By Lucy Craymer and Renju Jose
WELLINGTON (Reuters) -Senior members of New Zealand's National Party will meet on Sunday to plan forming a coalition government after the centre-right party and its preferred partner won a razor-thin electoral victory that could be eroded when the final votes are tallied.
Prime Minister-elect Christopher Luxon, 53, a former airline executive who has only been in parliament for three years, said National’s strategy team would gather behind closed doors in the afternoon to map out how to approach negotiations.
"We are going to deliver a strong and stable government that is going to get things done,” Luxon told a press conference in Auckland a day after Saturday's election.
He said he had spoken with the leader of the conservative ACT New Zealand, David Seymour, twice on Saturday and believed the two parties would work constructively.
National won 50 seats and ACT 11, securing a majority of just one seat in the 121-seat parliament, according to provisional results from the Electoral Commission.
While the election produced a notable swing from left to right, Bryce Edwards, a research fellow at the school of government at Victoria University of Wellington, said he did not expect a radical right-wing government in any significant sense.
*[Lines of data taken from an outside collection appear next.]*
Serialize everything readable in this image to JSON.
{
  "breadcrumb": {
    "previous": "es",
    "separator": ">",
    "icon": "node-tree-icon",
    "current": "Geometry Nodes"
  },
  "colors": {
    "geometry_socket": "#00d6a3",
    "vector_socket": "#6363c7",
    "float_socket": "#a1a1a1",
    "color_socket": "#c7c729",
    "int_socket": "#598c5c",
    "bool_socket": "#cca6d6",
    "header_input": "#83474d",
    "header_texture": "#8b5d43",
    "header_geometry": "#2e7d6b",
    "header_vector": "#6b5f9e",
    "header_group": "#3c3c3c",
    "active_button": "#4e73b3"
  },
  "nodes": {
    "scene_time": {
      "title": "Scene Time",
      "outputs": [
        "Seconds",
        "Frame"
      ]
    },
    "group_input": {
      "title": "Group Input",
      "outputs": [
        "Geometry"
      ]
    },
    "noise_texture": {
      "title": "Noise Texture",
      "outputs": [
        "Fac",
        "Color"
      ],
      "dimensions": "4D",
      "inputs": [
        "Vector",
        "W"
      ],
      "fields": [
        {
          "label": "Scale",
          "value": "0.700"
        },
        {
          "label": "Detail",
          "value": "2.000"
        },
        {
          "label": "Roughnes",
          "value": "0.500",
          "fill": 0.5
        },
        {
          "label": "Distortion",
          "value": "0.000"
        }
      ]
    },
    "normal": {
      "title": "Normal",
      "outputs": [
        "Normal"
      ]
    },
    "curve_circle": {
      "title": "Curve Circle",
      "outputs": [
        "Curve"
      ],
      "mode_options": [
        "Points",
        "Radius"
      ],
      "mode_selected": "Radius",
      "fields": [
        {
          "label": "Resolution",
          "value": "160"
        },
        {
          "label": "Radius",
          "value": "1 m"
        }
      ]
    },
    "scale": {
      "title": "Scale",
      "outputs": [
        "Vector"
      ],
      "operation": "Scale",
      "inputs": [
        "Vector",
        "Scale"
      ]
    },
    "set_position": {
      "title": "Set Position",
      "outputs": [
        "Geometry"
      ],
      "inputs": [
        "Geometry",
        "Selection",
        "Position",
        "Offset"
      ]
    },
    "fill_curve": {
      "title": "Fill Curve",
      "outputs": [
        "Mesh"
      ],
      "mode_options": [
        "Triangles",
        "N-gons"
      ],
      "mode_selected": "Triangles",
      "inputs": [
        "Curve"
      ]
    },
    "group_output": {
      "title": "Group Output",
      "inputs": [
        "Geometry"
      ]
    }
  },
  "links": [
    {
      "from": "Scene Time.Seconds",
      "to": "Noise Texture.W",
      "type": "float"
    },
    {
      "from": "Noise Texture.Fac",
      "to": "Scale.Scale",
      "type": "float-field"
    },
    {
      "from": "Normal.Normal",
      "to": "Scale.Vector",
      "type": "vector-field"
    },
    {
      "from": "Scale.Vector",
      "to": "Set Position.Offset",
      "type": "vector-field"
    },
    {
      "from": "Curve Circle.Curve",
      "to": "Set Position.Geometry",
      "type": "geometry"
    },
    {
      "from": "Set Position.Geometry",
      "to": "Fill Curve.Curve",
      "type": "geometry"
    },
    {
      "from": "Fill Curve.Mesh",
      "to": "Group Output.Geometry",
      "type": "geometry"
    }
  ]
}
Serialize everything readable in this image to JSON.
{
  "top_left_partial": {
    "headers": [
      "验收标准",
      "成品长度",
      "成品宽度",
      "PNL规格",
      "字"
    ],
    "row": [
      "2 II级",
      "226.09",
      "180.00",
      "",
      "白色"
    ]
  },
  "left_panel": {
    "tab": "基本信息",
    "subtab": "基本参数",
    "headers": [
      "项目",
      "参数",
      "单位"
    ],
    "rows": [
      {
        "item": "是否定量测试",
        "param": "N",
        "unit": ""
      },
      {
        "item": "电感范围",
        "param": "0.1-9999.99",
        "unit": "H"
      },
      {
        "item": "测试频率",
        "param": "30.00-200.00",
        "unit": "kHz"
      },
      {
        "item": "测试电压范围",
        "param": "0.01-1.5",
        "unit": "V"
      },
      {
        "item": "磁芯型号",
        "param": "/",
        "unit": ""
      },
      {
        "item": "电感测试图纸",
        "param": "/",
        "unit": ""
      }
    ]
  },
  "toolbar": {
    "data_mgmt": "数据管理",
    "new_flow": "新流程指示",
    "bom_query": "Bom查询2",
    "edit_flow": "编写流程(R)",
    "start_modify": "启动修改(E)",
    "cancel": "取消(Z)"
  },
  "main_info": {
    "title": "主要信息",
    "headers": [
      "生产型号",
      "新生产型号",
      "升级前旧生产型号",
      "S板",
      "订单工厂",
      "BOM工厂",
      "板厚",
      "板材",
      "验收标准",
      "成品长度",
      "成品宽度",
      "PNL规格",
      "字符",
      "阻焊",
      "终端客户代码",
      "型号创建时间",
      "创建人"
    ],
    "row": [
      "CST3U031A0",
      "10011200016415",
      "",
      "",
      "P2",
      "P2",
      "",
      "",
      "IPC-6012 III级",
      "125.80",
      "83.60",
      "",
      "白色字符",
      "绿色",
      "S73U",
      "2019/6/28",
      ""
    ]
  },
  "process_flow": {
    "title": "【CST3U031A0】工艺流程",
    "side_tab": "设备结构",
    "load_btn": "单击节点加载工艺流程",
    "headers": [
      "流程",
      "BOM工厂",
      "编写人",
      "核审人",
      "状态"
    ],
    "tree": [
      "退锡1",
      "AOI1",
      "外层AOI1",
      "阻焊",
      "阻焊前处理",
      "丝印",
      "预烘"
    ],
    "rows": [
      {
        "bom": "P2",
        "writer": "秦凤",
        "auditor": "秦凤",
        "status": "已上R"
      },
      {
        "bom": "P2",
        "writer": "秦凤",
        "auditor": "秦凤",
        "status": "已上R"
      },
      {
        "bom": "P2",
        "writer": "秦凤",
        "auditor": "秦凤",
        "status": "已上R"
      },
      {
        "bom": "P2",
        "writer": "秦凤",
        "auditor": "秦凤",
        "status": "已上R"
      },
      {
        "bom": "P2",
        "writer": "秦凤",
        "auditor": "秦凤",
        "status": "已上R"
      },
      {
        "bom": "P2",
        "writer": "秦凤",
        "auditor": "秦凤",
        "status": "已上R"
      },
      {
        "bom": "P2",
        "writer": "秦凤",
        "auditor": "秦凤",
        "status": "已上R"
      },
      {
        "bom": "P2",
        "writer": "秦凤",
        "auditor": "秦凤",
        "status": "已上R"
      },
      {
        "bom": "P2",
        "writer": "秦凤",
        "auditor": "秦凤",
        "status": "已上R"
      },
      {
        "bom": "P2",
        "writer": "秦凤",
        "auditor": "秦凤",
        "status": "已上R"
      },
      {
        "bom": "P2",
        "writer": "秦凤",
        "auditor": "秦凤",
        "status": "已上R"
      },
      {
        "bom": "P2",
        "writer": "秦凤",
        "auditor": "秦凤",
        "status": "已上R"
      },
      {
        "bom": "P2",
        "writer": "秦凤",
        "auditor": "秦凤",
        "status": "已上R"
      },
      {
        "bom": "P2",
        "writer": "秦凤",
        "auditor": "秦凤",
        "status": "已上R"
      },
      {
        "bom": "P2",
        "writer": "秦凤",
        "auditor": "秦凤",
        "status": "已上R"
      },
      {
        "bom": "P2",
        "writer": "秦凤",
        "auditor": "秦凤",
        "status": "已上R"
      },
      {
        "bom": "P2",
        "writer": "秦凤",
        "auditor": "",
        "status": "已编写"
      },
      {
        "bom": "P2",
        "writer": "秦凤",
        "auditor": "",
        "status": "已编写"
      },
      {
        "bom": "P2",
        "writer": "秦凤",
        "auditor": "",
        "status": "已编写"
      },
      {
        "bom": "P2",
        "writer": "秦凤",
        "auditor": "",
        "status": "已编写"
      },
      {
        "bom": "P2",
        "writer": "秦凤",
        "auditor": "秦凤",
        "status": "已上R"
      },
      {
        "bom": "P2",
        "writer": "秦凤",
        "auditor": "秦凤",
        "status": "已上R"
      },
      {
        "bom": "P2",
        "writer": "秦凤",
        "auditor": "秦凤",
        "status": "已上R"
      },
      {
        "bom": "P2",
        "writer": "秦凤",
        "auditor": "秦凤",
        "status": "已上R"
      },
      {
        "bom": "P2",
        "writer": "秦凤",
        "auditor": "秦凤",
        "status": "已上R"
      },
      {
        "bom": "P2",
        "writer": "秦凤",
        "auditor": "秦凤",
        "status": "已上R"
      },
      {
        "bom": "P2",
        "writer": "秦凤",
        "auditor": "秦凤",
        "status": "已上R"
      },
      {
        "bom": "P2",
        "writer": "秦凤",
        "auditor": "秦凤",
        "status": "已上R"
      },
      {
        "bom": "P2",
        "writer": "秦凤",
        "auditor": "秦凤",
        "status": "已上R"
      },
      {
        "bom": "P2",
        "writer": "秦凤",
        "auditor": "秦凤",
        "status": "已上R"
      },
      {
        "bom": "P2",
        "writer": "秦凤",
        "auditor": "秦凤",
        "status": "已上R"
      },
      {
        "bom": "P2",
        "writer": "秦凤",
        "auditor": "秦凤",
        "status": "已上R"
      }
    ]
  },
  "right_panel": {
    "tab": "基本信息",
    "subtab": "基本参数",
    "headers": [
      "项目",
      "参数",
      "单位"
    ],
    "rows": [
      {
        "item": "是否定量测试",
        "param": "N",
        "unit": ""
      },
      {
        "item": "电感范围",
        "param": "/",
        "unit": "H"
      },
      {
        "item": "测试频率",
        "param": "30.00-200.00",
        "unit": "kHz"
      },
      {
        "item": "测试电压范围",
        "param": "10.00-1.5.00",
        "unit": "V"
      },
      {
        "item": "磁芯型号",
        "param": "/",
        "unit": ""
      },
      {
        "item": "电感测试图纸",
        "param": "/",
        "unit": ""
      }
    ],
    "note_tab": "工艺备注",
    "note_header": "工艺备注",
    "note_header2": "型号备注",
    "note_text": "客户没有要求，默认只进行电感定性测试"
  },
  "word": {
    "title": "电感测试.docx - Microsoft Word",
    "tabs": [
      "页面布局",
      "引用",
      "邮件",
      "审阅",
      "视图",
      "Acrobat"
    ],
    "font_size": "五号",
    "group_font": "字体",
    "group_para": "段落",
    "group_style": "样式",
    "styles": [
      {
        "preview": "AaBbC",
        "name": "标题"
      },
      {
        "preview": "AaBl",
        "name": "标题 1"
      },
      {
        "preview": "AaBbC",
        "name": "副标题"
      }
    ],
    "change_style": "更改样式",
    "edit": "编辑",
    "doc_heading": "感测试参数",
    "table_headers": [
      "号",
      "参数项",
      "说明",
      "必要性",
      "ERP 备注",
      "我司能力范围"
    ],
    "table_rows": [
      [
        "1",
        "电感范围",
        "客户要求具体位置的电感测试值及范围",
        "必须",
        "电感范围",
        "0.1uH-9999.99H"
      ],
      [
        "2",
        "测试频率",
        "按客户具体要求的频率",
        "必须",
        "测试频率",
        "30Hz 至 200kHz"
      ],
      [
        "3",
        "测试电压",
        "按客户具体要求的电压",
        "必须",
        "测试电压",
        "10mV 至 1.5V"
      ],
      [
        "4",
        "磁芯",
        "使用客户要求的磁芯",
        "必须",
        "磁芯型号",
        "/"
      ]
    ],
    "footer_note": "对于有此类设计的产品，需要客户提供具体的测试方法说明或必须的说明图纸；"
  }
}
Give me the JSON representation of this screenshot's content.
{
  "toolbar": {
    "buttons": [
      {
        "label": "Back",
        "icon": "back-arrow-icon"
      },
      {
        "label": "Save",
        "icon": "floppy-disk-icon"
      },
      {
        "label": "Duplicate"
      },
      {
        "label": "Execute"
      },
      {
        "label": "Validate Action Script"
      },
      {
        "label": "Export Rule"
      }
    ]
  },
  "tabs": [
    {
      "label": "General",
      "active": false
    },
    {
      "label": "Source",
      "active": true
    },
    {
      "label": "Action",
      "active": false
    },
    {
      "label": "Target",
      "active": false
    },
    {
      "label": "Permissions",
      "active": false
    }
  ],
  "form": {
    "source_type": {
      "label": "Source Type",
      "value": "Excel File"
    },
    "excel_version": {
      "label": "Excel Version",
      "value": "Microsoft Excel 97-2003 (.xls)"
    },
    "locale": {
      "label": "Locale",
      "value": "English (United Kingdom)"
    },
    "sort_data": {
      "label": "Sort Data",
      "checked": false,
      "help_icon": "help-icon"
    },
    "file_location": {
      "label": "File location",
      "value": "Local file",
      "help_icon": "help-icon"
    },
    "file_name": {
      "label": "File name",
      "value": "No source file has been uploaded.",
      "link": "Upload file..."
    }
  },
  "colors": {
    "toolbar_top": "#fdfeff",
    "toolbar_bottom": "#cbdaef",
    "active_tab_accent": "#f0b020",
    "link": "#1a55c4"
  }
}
"It's just so opaque at the moment," Edwards said. National "will be coalescing with the ACT party and also with New Zealand First and we just don't know yet what dynamic that's going to bring."
While National and ACT have the numbers to form a government on the current count, roughly 567,0000 special votes, around 20% of the total, must still be counted. The official result is due on Nov. 3, and right-wing parties have historically lost at least a seat with the final count.
National's campaign manager Chris Bishop warned the party might lose at least one seat when the special votes are counted.
If National and ACT lose a seat, they would need to reach an agreement with the populist New Zealand First. Luxon has not yet spoken to leader Winston Peters but has said he is prepared to work with them to form a stable government.
Under New Zealand’s mixed-member proportional system, it is very uncommon for a single party to form a government, although Jacinda Ardern’s Labour government did in 2020.
Peters told a press conference he was waiting to speak with Luxon after the result was clear.
National can create a government either in coalition with parties that join the government or by agreements with smaller parties to support the government on important matters such as budgets or no-confidence votes.
Anthony Albanese, centre-left prime minister of neighbouring Australia congratulated Luxon, posting on X, formerly known as Twitter, that he looked forward to building the two countries' relationship into the future.
(Reporting by Lucy Craymer; Editing by Mark Potter, Chizu Nomiyama and William Mallard)